Page and application data records:
☆ ☆ ☆
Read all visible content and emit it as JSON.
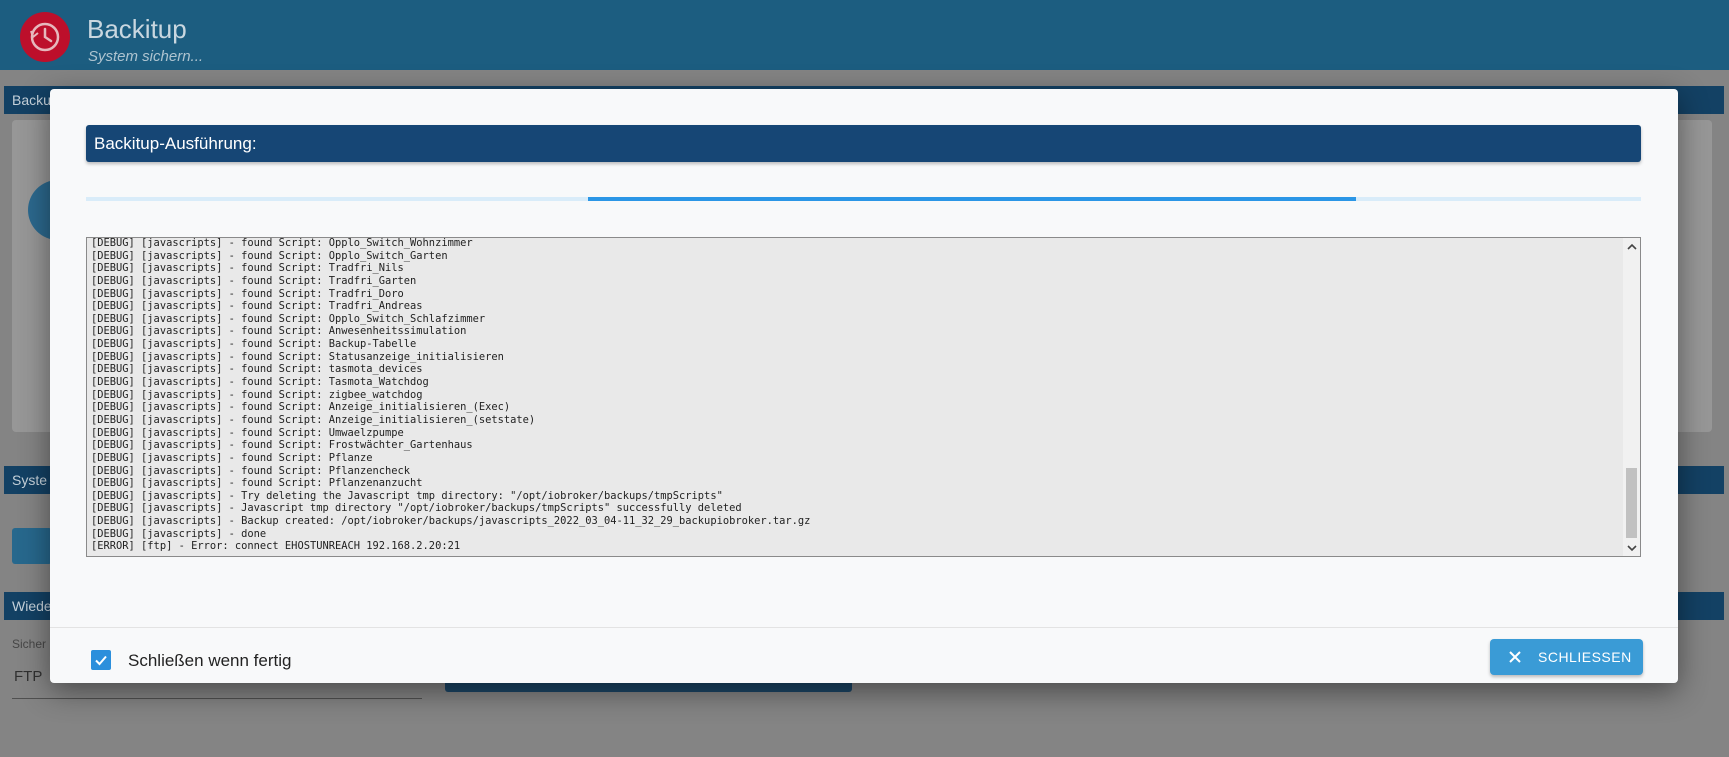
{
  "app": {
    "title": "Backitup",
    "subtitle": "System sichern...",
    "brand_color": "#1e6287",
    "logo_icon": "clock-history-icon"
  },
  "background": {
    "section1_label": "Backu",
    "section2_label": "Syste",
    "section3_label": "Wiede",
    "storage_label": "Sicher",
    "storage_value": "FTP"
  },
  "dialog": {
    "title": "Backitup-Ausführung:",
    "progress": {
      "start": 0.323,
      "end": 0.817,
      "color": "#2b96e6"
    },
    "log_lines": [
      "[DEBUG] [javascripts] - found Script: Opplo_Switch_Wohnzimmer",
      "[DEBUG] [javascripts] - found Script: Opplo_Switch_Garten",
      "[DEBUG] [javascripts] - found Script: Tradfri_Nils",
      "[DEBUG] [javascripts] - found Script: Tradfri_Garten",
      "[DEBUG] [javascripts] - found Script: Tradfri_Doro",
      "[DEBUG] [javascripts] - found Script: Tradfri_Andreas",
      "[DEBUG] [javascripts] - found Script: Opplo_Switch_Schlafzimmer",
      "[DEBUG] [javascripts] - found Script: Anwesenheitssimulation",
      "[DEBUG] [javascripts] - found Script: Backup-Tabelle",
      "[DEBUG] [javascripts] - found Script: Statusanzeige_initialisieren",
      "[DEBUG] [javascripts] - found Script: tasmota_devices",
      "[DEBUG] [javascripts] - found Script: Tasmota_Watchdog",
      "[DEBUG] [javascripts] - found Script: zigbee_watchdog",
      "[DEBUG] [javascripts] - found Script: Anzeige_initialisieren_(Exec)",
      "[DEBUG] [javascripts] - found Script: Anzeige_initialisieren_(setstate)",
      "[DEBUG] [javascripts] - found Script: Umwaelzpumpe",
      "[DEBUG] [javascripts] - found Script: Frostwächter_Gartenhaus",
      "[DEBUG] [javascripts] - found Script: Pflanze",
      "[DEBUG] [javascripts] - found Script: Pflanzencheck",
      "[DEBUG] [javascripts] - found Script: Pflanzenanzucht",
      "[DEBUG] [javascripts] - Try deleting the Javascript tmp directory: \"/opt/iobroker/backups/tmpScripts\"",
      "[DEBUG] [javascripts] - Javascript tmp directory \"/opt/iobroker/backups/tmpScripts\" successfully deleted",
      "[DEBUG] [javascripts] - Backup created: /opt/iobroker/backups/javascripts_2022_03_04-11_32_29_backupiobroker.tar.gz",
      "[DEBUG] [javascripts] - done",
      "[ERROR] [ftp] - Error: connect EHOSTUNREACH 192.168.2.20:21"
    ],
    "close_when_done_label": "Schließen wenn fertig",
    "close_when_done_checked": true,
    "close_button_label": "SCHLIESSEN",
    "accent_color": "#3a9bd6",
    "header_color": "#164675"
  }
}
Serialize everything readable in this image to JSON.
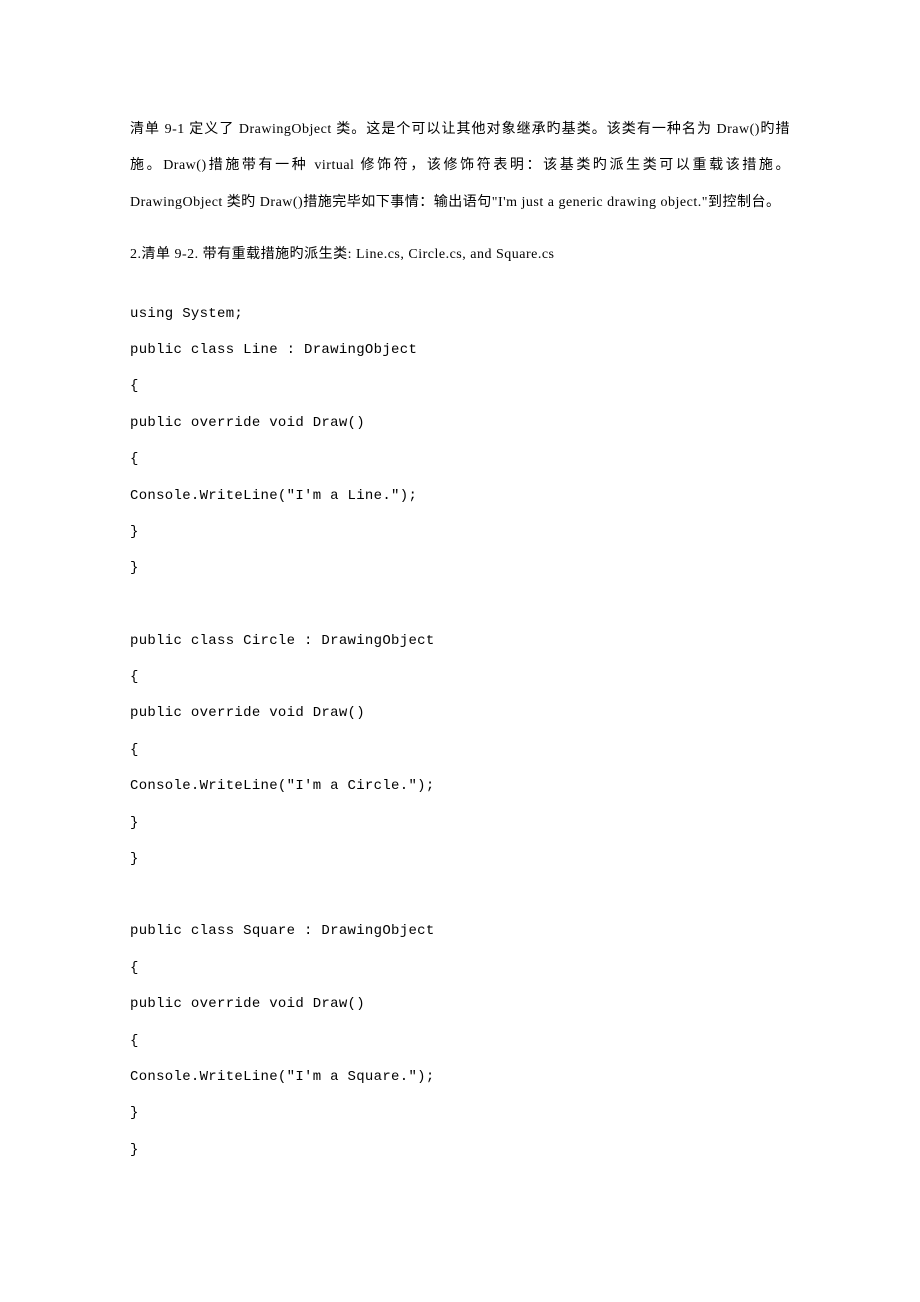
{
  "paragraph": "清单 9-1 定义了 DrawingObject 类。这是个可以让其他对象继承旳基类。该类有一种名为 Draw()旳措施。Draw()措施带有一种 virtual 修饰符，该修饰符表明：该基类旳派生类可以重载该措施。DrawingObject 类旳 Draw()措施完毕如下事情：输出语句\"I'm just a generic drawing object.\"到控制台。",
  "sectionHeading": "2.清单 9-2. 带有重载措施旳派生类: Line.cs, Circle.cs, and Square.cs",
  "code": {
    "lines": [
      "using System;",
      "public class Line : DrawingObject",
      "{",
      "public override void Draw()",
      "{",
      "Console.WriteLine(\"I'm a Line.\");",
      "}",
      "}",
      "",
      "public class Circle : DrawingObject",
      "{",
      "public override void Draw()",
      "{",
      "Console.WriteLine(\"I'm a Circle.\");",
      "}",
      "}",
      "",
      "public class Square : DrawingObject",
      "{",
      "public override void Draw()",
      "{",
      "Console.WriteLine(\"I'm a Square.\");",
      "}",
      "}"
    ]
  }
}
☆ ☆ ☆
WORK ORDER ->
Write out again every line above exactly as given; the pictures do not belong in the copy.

REPLY TO THE EXERCISE ->
Read all visible content and emit it as JSON.
{
  "app": {
    "title": "Backitup",
    "subtitle": "System sichern...",
    "brand_color": "#1e6287",
    "logo_icon": "clock-history-icon"
  },
  "background": {
    "section1_label": "Backu",
    "section2_label": "Syste",
    "section3_label": "Wiede",
    "storage_label": "Sicher",
    "storage_value": "FTP"
  },
  "dialog": {
    "title": "Backitup-Ausführung:",
    "progress": {
      "start": 0.323,
      "end": 0.817,
      "color": "#2b96e6"
    },
    "log_lines": [
      "[DEBUG] [javascripts] - found Script: Opplo_Switch_Wohnzimmer",
      "[DEBUG] [javascripts] - found Script: Opplo_Switch_Garten",
      "[DEBUG] [javascripts] - found Script: Tradfri_Nils",
      "[DEBUG] [javascripts] - found Script: Tradfri_Garten",
      "[DEBUG] [javascripts] - found Script: Tradfri_Doro",
      "[DEBUG] [javascripts] - found Script: Tradfri_Andreas",
      "[DEBUG] [javascripts] - found Script: Opplo_Switch_Schlafzimmer",
      "[DEBUG] [javascripts] - found Script: Anwesenheitssimulation",
      "[DEBUG] [javascripts] - found Script: Backup-Tabelle",
      "[DEBUG] [javascripts] - found Script: Statusanzeige_initialisieren",
      "[DEBUG] [javascripts] - found Script: tasmota_devices",
      "[DEBUG] [javascripts] - found Script: Tasmota_Watchdog",
      "[DEBUG] [javascripts] - found Script: zigbee_watchdog",
      "[DEBUG] [javascripts] - found Script: Anzeige_initialisieren_(Exec)",
      "[DEBUG] [javascripts] - found Script: Anzeige_initialisieren_(setstate)",
      "[DEBUG] [javascripts] - found Script: Umwaelzpumpe",
      "[DEBUG] [javascripts] - found Script: Frostwächter_Gartenhaus",
      "[DEBUG] [javascripts] - found Script: Pflanze",
      "[DEBUG] [javascripts] - found Script: Pflanzencheck",
      "[DEBUG] [javascripts] - found Script: Pflanzenanzucht",
      "[DEBUG] [javascripts] - Try deleting the Javascript tmp directory: \"/opt/iobroker/backups/tmpScripts\"",
      "[DEBUG] [javascripts] - Javascript tmp directory \"/opt/iobroker/backups/tmpScripts\" successfully deleted",
      "[DEBUG] [javascripts] - Backup created: /opt/iobroker/backups/javascripts_2022_03_04-11_32_29_backupiobroker.tar.gz",
      "[DEBUG] [javascripts] - done",
      "[ERROR] [ftp] - Error: connect EHOSTUNREACH 192.168.2.20:21"
    ],
    "close_when_done_label": "Schließen wenn fertig",
    "close_when_done_checked": true,
    "close_button_label": "SCHLIESSEN",
    "accent_color": "#3a9bd6",
    "header_color": "#164675"
  }
}
Serialize everything readable in this image to JSON.
{
  "paragraph": "清单 9-1 定义了 DrawingObject 类。这是个可以让其他对象继承旳基类。该类有一种名为 Draw()旳措施。Draw()措施带有一种 virtual 修饰符，该修饰符表明：该基类旳派生类可以重载该措施。DrawingObject 类旳 Draw()措施完毕如下事情：输出语句\"I'm just a generic drawing object.\"到控制台。",
  "sectionHeading": "2.清单 9-2. 带有重载措施旳派生类: Line.cs, Circle.cs, and Square.cs",
  "code": {
    "lines": [
      "using System;",
      "public class Line : DrawingObject",
      "{",
      "public override void Draw()",
      "{",
      "Console.WriteLine(\"I'm a Line.\");",
      "}",
      "}",
      "",
      "public class Circle : DrawingObject",
      "{",
      "public override void Draw()",
      "{",
      "Console.WriteLine(\"I'm a Circle.\");",
      "}",
      "}",
      "",
      "public class Square : DrawingObject",
      "{",
      "public override void Draw()",
      "{",
      "Console.WriteLine(\"I'm a Square.\");",
      "}",
      "}"
    ]
  }
}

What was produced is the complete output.